It is true that under the terms of DISH's offer, Clearwire is barred from borrowing from Sprint (due in large part to the equity component Sprint's financing offer contains). And under the terms of its agreement with Sprint, it is barred from borrowing from DISH. However, Clearwire is in no immediate cash crunch. The company ended Q3 2012 with $1.183668 billion in cash & investments, and the company's operating cash burn for the first 3 quarters of 2012 was $181.744 million. Even if operating cash burn were to jump to $300 million per quarter, Clearwire would still have more than 3 quarters of cash on hand (the company's debt begins to mature in 2015). Clearwire has time to extract the highest possible offer for its investors.
DISH's entry into the Clearwire story is a positive development for Clearwire investors. While Charlie Ergen is interested only in helping DISH investors, his actions, in this case, also serve to help Clearwire's investors as well. We believe that Sprint will be forced to raise its bid for Clearwire, given that there is likely to be enough opposition to its $2.97 per share offer to block the deal. Existing investors in Clearwire should hold onto their shares, which is what we have done, for we believe that a higher offer will arrive in due time. The nuances of DISH's bid, the contractual framework of Sprint's own bid, and the importance of Clearwire all suggest that Sprint will need to raise its bid if it wishes to take full control of Clearwire.
Straight from the articel above:
"As many analysts believe, DISH's proposal is meant to drive Sprint towards a deal with it in exchange for dropping the offer to acquire Clearwire for $3.30 per share"
The articel makes this point but FAILS to explain that this would be a negative outocome for sharholders above $2.97.

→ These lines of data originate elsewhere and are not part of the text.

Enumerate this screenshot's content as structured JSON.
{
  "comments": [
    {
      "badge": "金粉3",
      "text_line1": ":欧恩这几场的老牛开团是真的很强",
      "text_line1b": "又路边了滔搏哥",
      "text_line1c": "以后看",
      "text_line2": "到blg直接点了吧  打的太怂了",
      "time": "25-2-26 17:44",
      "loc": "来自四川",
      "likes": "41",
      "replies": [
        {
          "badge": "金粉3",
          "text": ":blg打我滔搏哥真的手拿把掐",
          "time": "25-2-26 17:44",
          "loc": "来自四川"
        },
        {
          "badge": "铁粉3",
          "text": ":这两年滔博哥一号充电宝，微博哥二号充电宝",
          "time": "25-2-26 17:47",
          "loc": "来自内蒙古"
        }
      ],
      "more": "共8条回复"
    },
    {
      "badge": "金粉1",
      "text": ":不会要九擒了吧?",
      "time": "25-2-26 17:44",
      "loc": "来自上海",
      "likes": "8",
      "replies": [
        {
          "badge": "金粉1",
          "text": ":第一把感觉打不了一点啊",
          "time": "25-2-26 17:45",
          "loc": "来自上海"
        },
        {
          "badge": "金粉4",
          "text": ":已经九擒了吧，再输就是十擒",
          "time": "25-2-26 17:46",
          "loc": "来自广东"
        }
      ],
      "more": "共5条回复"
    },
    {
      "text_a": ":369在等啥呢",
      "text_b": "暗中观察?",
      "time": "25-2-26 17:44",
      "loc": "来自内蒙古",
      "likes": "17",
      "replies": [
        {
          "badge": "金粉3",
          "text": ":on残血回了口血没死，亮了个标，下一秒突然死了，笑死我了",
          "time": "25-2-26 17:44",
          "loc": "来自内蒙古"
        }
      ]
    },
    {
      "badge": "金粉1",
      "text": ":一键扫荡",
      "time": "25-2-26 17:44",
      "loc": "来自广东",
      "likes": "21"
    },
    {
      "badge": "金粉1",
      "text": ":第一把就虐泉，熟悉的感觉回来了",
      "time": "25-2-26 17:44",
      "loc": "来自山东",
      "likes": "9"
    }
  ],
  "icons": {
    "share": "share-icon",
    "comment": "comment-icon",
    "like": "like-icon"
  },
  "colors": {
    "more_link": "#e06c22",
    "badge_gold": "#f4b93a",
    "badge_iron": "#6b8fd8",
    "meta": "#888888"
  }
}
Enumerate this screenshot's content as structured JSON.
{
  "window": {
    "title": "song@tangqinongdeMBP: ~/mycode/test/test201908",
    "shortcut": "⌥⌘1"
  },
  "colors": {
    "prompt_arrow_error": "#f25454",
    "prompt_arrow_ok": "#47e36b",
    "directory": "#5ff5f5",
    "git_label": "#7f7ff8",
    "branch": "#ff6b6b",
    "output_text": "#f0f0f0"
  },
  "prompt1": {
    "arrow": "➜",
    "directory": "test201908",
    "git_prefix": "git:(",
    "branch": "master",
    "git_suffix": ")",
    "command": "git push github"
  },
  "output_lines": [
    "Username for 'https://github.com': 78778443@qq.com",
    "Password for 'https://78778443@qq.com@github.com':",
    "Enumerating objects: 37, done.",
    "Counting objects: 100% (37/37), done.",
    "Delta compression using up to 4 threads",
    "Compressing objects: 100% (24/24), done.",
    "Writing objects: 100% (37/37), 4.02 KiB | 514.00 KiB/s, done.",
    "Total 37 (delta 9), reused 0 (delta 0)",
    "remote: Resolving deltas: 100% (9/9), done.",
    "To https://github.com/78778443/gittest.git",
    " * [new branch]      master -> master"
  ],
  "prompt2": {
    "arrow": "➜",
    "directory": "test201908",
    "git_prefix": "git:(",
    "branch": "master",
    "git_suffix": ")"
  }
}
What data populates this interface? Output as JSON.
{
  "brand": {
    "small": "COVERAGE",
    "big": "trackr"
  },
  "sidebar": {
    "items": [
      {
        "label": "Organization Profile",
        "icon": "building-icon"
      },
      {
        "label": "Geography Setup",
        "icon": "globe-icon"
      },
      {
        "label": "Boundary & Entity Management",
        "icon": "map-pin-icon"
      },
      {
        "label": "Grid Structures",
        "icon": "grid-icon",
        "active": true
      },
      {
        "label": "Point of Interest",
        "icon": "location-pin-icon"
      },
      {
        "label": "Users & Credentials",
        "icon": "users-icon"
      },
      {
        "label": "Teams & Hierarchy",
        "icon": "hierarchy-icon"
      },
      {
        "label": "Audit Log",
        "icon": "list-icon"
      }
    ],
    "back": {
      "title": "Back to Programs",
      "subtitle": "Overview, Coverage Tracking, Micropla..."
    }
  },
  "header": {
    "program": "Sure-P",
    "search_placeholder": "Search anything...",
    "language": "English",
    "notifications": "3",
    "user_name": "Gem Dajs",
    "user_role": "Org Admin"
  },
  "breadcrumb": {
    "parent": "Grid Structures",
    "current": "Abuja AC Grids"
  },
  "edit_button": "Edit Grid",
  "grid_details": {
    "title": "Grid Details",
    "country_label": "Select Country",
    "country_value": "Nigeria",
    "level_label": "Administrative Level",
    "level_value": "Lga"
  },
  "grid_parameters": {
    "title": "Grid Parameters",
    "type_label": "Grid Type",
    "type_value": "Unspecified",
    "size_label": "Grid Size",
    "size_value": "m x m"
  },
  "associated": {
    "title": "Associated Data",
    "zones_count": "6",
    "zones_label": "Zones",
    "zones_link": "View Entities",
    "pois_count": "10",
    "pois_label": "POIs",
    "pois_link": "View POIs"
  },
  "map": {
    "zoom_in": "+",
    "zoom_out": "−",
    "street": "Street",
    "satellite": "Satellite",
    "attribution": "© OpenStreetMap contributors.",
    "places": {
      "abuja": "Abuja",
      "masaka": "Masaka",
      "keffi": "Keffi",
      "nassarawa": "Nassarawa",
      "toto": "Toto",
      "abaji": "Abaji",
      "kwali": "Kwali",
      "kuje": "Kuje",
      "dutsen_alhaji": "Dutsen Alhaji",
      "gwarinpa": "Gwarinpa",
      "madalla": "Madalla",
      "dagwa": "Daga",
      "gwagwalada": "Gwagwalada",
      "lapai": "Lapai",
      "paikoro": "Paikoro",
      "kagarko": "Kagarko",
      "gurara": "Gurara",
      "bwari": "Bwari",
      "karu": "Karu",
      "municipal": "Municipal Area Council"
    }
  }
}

If they come to a side agreement and DISH then agrees to drop it's bid, stock goes down from current price. How can the writer identify this as the real motive from DISH offer, trying to get Sprint to the table with them, but fail to state the downside risk.